He has a Chairman’s Sprint Prize on his mantle thanks to Gold-Fun in 2015 and Richard Gibson has his sights set on adding another after Wellington’s scorching victory in the Class One Lantau Island Handicap (1,200m) at Sha Tin on Saturday.
Gibson had no hesitation throwing his four-year-old in the deep end against some of Hong Kong’s top sprinters and his decision was vindicated, with Wellington stopping the clock in 1:07.80 to equal Sacred Kingdom’s Class One 1,200m record.
“He’s certainly one of the fastest horses I’ve trained – the only way to describe him is fast,” Gibson said after Wellington sailed past the likes of Hot Kong Prawn and Computer Patch.
Impressive, Wellington.— HKJC Racing (@HKJC_Racing) March 13, 2021
Richard Gibson's gifted sprinter dashes clear for @AlexisBadel, laying out strong credentials for next month's G1 Chairman's Sprint Prize! #FWDChampionsDay #HKracing pic.twitter.com/nOqw9Mst02
Rated 30 points below Hot King Prawn, Wellington found himself significantly out of the handicap but his 20-pound advantage in the weights was more than enough to give him the upper hand over the Group One winner.
“Of course until you run against the very best there is always a doubt but if we were going to try our luck against the very best it was today because we had a big advantage in the handicap,” Gibson said.

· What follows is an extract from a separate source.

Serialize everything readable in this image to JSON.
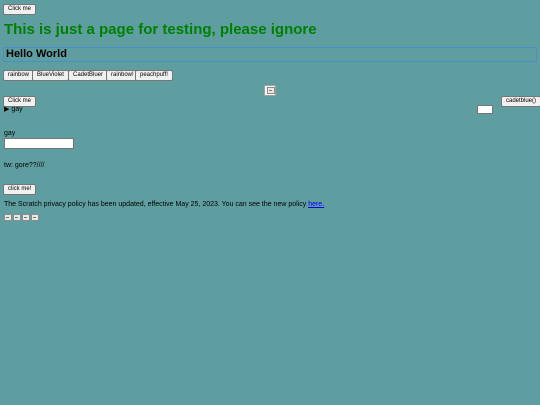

After travelling midfield on the rail under Alexis Badel, Wellington worked into the clear entering the straight and motored home in a final 400m of 21.62 seconds.
“His best performance was when he came from behind last season and we always thought it would be better today taking a seat and finishing strongly,” Gibson said.
The victory will see Wellington’s rating sky rocket from 96 to somewhere north of 110 and Gibson confirmed the gelding will make the step-up to the Group Two Sprint Cup (1,200m) on April 5.
All going well it will be full steam ahead to the Group One Chairman’s Sprint Prize (1,200m) on Champions Day and the Englishman is confident Wellington can be competitive against the best speedsters at level weights.
“He went past some very good horses very easily today, which is always a good sign,” Gibson said of Wellington, who has now won six of his eight career starts.
Badel relished to opportunity to reunite with Wellington and the pair is now three from three after the Frenchman was in the saddle for the son of All Too Hard’s first two starts.
Zac Purton then took the reins for three wins from five attempts but Badel was quick to seize on the opportunity presented by Wellington’s featherweight of 113 pounds.
“He’s obviously very talented and the light weight was a huge advantage in that handicap race,” Badel said.
“He’s got an explosive turn of foot. I was just looking for a comfortable race without too much fight and the horse has shown his brilliant turn of foot once again.
“I wasn’t sure about the pace but what I know about this horse is that he likes to chase other horses. When he hits the front too soon, he can think the job is done.”
The win completed Badel’s sixth double of the season – to go with two trebles – after he saluted earlier on the programme aboard the Danny Shum Chap-shing-trained Roman Turbo in the Class Two Cheung Chau Handicap (1,400m).